SciELO - Scientific Electronic Library Online

vol.111 issue3KN95 filtering facepiece respirators distributed in South Africa fail safety testing protocolsA severity-of-illness score in patients with tuberculosis requiring intensive care author indexsubject indexarticles search
Home Pagealphabetic serial listing  

Services on Demand



Related links

  • On index processCited by Google
  • On index processSimilars in Google


SAMJ: South African Medical Journal

On-line version ISSN 2078-5135
Print version ISSN 0256-9574


WATERS, R et al. Drastic reduction of orthopaedic services at an urban tertiary hospital in South Africa during COVID-19: Lessons for the future response to the pandemic. SAMJ, S. Afr. med. j. [online]. 2021, vol.111, n.3, pp.240-244. ISSN 2078-5135.

BACKGROUND: The COVID-19 pandemic has impacted on the global surgery landscapeOBJECTIVES: To analyse and describe the initial impact of the COVID-19 pandemic on orthopaedic surgery at Groote Schuur Hospital, a tertiary academic hospital in South AfricaMETHODS: The number of orthopaedic surgical cases, emergency theatre patient waiting times, and numbers of outpatient clinic visits, ward admissions, bed occupancies and total inpatient days for January - April 2019 (pre-COVID-19) were compared with the same time frame in 2020 (COVID-19). The COVID-19 timeframe included initiation of a national 'hard lockdown' from 26 March 2020, in preparation for an increasing volume of COVID-19 casesRESULTS: April 2020, the time of the imposed hard lockdown, was the most affected month, although the number of surgical cases had started to decrease slowly during the 3 preceding months. The total number of surgeries, outpatient visits and ward admissions decreased significantly during April 2020 (55.2%, 69.1% and 60.6%, respectively) compared with April 2019 (p<0.05). Trauma cases were reduced by 40% in April 2020. Overall emergency theatre patient waiting time was 30% lower for April 2020 compared with 2019CONCLUSIONS: COVID-19 and the associated lockdown has heavily impacted on both orthopaedic inpatient and outpatient services. Lockdown led to a larger reduction in the orthopaedic trauma burden than in international centres, but the overall reduction in surgeries, outpatient visits and hospital admissions was less. This lesser reduction was probably due to local factors, but also to a conscious decision to avoid total collapse of our surgical services

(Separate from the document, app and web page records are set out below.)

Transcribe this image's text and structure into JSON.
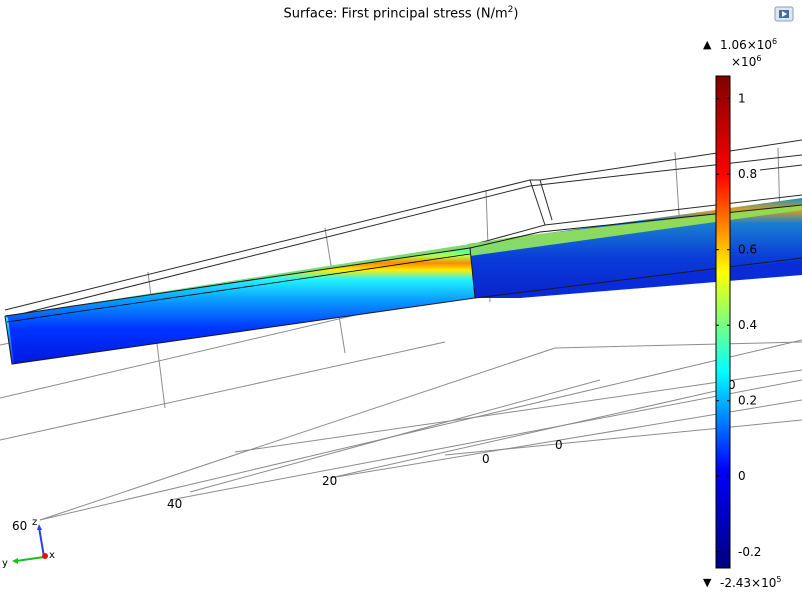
{
  "title": {
    "prefix": "Surface: First principal stress (N/m",
    "sup": "2",
    "suffix": ")"
  },
  "icons": {
    "corner": "image-snapshot-icon",
    "axis_triad": "axis-triad-icon"
  },
  "axes_ticks": {
    "near_x": [
      "40",
      "20",
      "0"
    ],
    "left_y": [
      "60"
    ],
    "far": [
      "0",
      "0"
    ]
  },
  "triad": {
    "z": "z",
    "y": "y",
    "x": "x"
  },
  "colorbar": {
    "max_label": {
      "mantissa": "1.06×10",
      "exp": "6"
    },
    "scale_label": {
      "base": "×10",
      "exp": "6"
    },
    "min_label": {
      "mantissa": "-2.43×10",
      "exp": "5"
    },
    "max_marker": "▲",
    "min_marker": "▼"
  },
  "chart_data": {
    "type": "heatmap",
    "title": "Surface: First principal stress (N/m2)",
    "colormap": "Rainbow",
    "colors": [
      "#00007f",
      "#0000ff",
      "#00ffff",
      "#ffff00",
      "#ff0000",
      "#7f0000"
    ],
    "range": {
      "min": -243000,
      "max": 1060000,
      "unit": "N/m^2"
    },
    "colorbar_ticks": [
      -0.2,
      0,
      0.2,
      0.4,
      0.6,
      0.8,
      1
    ],
    "colorbar_tick_labels": [
      "-0.2",
      "0",
      "0.2",
      "0.4",
      "0.6",
      "0.8",
      "1"
    ],
    "colorbar_multiplier": "×10^6"
  }
}
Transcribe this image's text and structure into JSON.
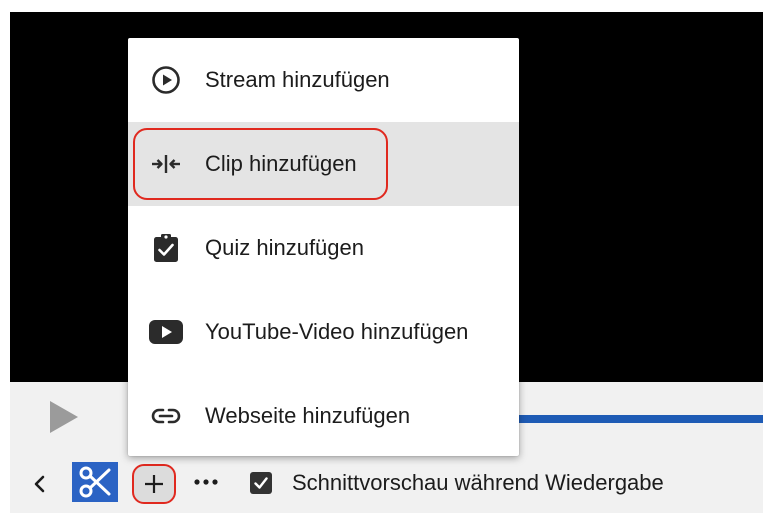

        · text in English     · English ( pdf )


Creative Commons License All the contents of this journal, except where otherwise noted, is licensed under a Creative Commons Attribution License